Gizmodo's got a story today that pontificates about why Apple's technology seems to be so hard for Android companies to replicate, at least initially. The theory comes from an anonymous Quro user, who writes:
What Apple does is use its cash hoard to pay for the construction cost (or a significant fraction of it) of the factory in exchange for exclusive rights to the output production of the factory for a set period of time (maybe 6 - 36 months), and then for a discounted rate afterwards. This yields two advantages:
1. Apple has access to new component technology months or years before its rivals. This allows it to release groundbreaking products that are actually impossible to duplicate...

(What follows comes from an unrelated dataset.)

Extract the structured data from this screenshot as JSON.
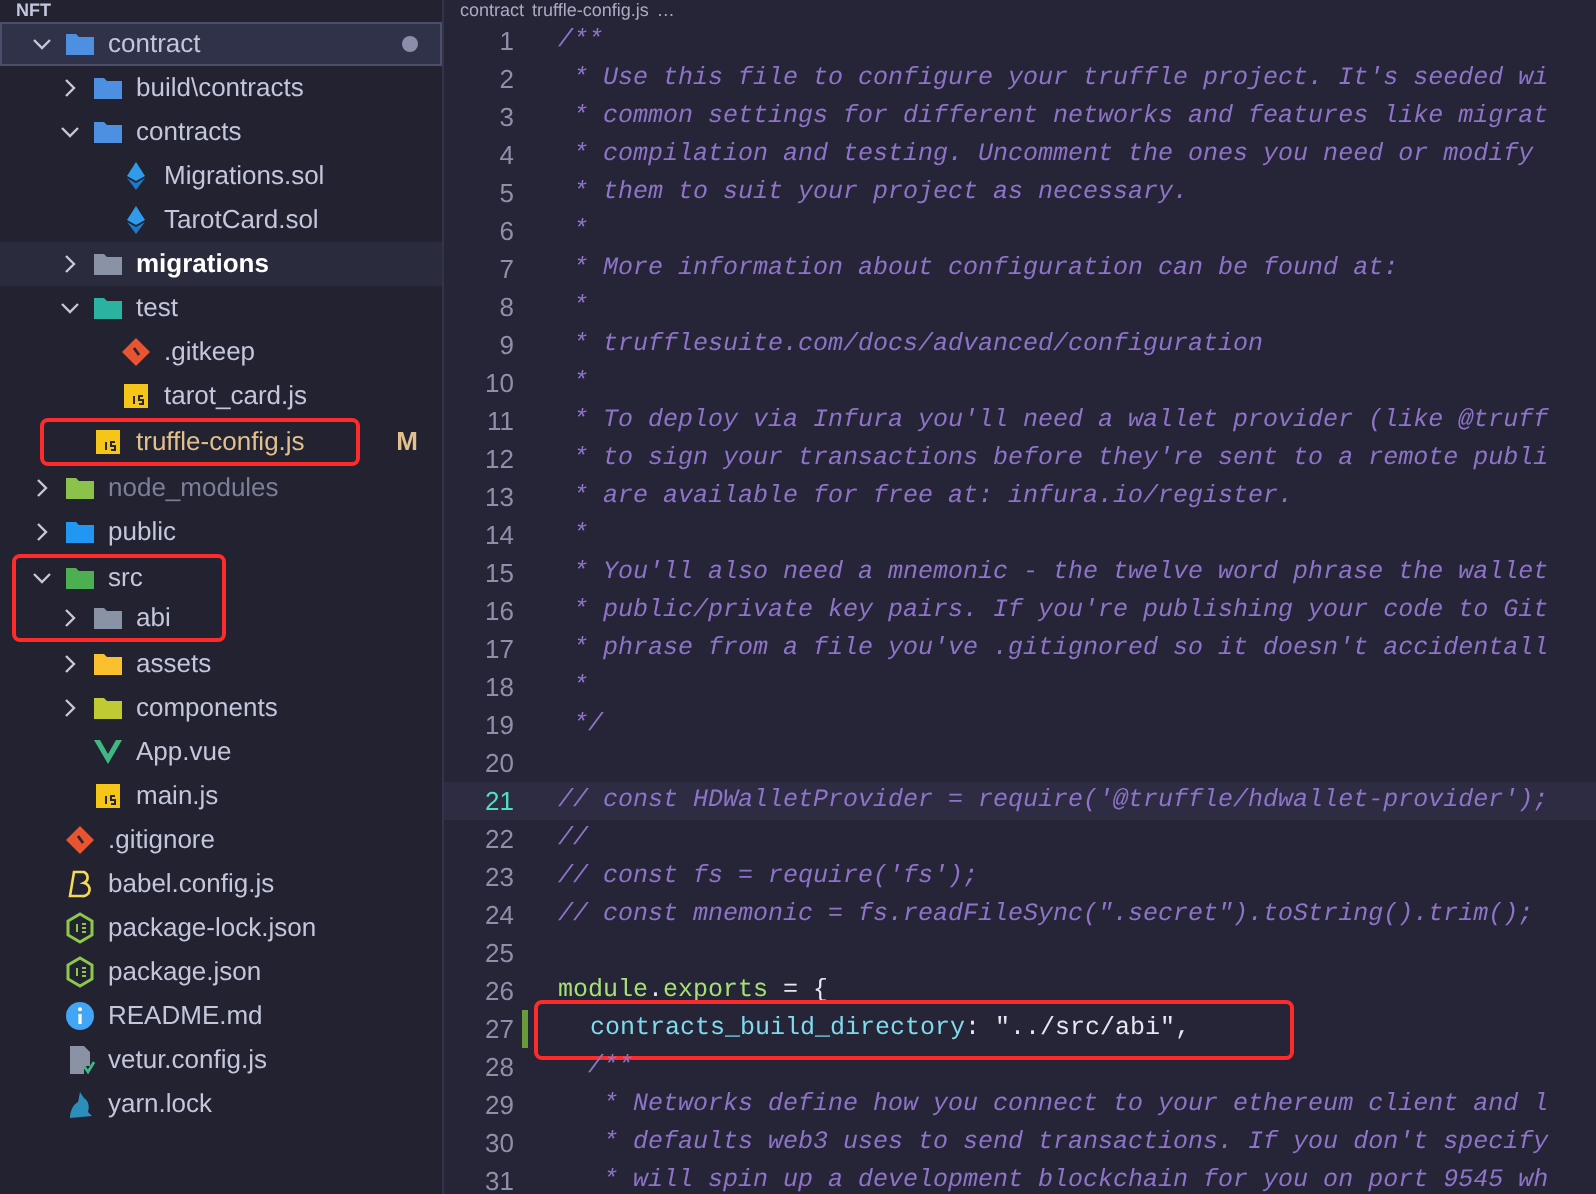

2. Eventually its competitors catch up in component production technology, but by then Apple has their arrangement in place whereby it can source those parts at a lower cost due to the discounted rate they have negotiated with the (now) most-experienced and skilled provider of those parts - who has probably also brought his production costs down too.